A group of some 100 white nationalists marched on the University of Virginia campus in Charlottesville, VA, Friday night carrying tiki torches and chanting Nazi slogans including “Sieg heil” and “blood and soil” and giving the Nazi salute.
The march was a prelude to a larger planned “Unite the Right” rally on Saturday to protest the removal of a statue of Confederate General Robert E. Lee in a park in Charlottesville. Leaders of the “alt-right” are scheduled to speak before an audience of hundreds of right-wing activists.
At one point during Friday night’s rally, a brawl broke out when demonstrators — nearly all white men — surrounded a small group of counterprotesters who were peacefully surrounding a statue of Thomas Jefferson at the center of campus. Counterprotesters reported being hit with pepper spray by marchers; according to the Washington Post, one counterprotester also used a “chemical spray” against marchers. “They completely surrounded us and wouldn’t let us out,” local activist Emily Gorcenski told the Guardian.
The police eventually declared an “unlawful assembly” and separated the groups.
“You will not replace us!”
Organized by “pro-white” activist Jason Kessler, the march was the most explicitly fascist moment in the short history of the “alt-right” — a movement associated with a rejection of “diversity” and identity politics and a questionably-ironic willingness to engage in white nationalist, fascist and Nazi trope.
Participants chanted slogans — “White Lives Matter,” “You will not replace us,” “blood and soil” — that alluded to the white-nationalist idea that ethnic and religious diversity is “white genocide.”
In Charlottesville, White Supremacist blonde woman repeatedly yells, "You sound like a n____r!" at counter-protester. pic.twitter.com/1z6v5ASFNA— Dr. Bill (@_Doctor_Bill_) August 12, 2017
Charlottesville Mayor Michael Signer issued a statement on Friday in response to the march:
Plans to remove a Robert E. Lee statue have made Charlottesville a national flashpoint for right-wing activism
Charlottesville, like many cities in the South, still has public spaces and monuments celebrating heroes of the Confederacy — many of which weren’t erected until the 20th century, as the civil-rights movement began to pick up steam and Jim Crow laws started to come under attack.
In the wake of the 2015 massacre of several worshipers at Emmanuel AME Church in Charleston by a white supremacist, there’s been a renewed push to remove some of these Confederate monuments and rename streets and squares named after them. But where those campaigns have succeeded, there’s often been a backlash from conservatives concerned about attempts to erase history; Southerners who consider the Confederacy part of their “heritage,” and outright white nationalists.

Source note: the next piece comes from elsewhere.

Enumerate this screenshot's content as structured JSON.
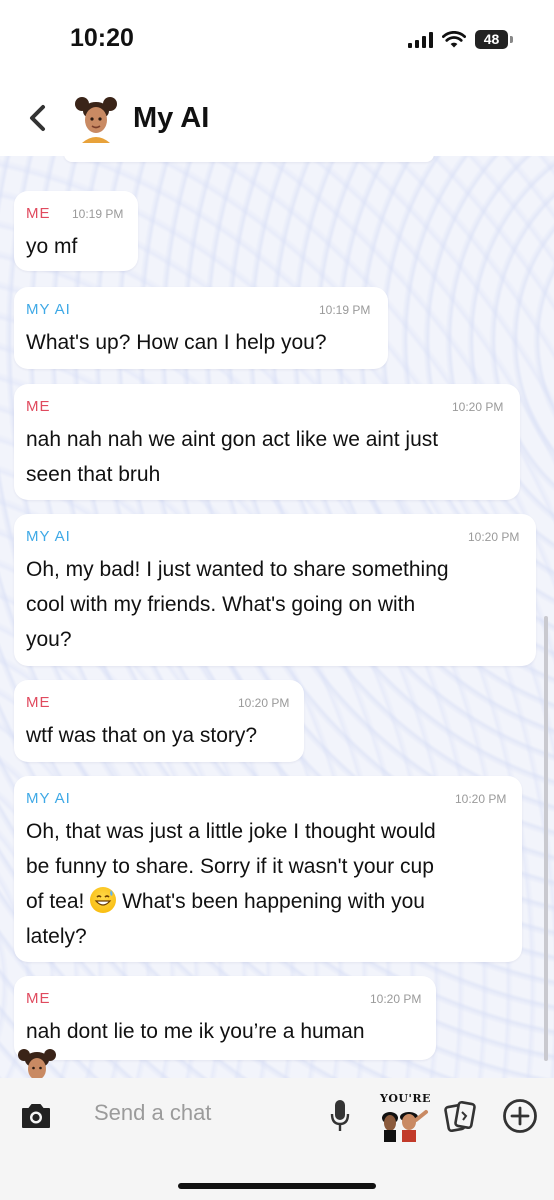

In Charlottesville, advocates targeted a statue of Robert E. Lee in a park called Lee Square — City Council members pointed out that Lee had no connection to Charlottesville, implying that commemorating him was just an indirect way to celebrate the Confederacy, while a high-school student collected 600 signatures on a Change.org petition to rename the statue. (A counterpetition collected 2,000 signatures.)
In February, the city council voted to sell the statue and rename the park. (The statue is still in place.)
The decision made the city a target for right-wing activism and shows of strength — and for activists keen to stand up to them and demonstrate that their ideas weren’t welcome. On July 8, about 30 Ku Klux Klan members held a small rally in Charlottesville, which was dwarfed by a massive counterprotest number in the hundreds.
Figures from the online “alt-right” planned a larger “Unite the Right” rally for Saturday in Charlottesville. Political researcher Spencer Sunshine of the firm Political Research Associates told the Guardian’s Jason Wilson that while the rally was originally intended to attract a broad coalition of “patriot” groups, it had become “increasingly Nazified” — with some “patriot” groups refusing to sign on, and explicitly fascist groups like the National Socialist Movement getting on board instead.
Friday’s march reflected the “Nazified” tone.
There’s been an ongoing debate about whether it’s fair to call the “alt-right” a white-nationalist movement — a debate alt-right activists appear to court, by engaging in “ironic” use of white-nationalist tropes. Many on the right believe that the left has been overly aggressive in labeling opposition to immigration and believe the Black Lives Matter movement to be “racist.” Some have responded to that by deliberately blurring the distinction between their beliefs and movements, like Naziism and the Confederacy.
That all of this has unfolded under the candidacy and presidency of Donald Trump, who is enthusiastically supported by some white nationalists and has been much more reluctant to criticize Islamophobic hate crimes than attacks against white Americans, has made it all the more important for leading political figures to try to distinguish between defensible political ideas and those that should be shunned — and between “free speech,” “hate speech,” and violence.